----- DATA RECORDS
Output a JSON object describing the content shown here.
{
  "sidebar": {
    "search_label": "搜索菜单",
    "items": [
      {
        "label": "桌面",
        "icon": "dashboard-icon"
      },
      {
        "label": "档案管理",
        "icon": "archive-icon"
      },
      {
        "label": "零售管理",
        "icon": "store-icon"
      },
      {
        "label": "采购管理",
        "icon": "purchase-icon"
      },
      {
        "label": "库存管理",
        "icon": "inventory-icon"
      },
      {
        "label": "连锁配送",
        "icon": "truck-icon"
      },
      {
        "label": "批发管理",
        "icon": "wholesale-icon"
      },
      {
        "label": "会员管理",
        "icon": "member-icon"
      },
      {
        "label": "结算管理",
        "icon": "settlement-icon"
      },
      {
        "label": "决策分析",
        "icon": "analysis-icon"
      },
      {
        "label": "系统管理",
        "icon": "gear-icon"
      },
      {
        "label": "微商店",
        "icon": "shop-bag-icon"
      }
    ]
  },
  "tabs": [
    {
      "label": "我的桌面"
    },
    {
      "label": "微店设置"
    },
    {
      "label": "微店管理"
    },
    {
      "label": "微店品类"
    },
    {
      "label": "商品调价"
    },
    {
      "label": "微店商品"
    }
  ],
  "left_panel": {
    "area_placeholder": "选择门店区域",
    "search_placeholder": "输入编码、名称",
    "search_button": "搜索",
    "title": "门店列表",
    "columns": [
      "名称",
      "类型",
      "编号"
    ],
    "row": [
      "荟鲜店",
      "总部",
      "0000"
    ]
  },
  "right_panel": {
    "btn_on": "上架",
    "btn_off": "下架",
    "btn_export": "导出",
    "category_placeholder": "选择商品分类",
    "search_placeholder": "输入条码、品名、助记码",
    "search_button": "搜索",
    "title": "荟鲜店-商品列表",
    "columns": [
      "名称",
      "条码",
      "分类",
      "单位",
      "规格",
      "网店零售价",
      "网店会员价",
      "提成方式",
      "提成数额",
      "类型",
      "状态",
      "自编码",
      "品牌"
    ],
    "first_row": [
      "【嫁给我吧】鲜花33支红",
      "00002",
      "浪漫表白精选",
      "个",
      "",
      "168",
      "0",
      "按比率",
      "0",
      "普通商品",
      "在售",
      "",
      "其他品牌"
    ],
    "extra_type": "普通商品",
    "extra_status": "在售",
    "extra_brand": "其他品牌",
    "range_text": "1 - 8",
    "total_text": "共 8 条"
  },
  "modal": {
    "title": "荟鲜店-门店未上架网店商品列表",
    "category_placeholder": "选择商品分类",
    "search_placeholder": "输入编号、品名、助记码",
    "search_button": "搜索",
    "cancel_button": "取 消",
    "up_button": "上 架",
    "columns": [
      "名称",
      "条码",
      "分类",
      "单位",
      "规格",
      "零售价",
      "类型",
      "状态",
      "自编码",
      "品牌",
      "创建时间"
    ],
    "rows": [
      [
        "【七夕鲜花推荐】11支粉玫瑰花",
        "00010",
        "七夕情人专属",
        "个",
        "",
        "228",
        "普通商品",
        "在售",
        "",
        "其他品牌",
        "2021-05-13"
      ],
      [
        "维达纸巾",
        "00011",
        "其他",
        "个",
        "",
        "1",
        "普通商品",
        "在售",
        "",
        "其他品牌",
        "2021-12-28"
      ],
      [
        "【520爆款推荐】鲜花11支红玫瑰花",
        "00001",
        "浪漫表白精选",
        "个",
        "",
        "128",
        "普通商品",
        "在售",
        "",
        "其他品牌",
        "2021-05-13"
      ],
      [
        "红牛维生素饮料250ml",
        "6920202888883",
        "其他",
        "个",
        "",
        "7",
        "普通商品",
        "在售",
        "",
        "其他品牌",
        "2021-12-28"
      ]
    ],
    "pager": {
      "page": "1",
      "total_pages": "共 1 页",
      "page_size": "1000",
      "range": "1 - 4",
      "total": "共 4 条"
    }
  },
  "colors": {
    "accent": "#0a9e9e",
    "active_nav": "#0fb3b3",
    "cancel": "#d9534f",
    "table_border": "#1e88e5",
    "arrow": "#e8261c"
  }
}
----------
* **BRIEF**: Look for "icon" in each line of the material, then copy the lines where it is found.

* **YOUR SOLUTION**:
        "icon": "dashboard-icon"
        "icon": "archive-icon"
        "icon": "store-icon"
        "icon": "purchase-icon"
        "icon": "inventory-icon"
        "icon": "truck-icon"
        "icon": "wholesale-icon"
        "icon": "member-icon"
        "icon": "settlement-icon"
        "icon": "analysis-icon"
        "icon": "gear-icon"
        "icon": "shop-bag-icon"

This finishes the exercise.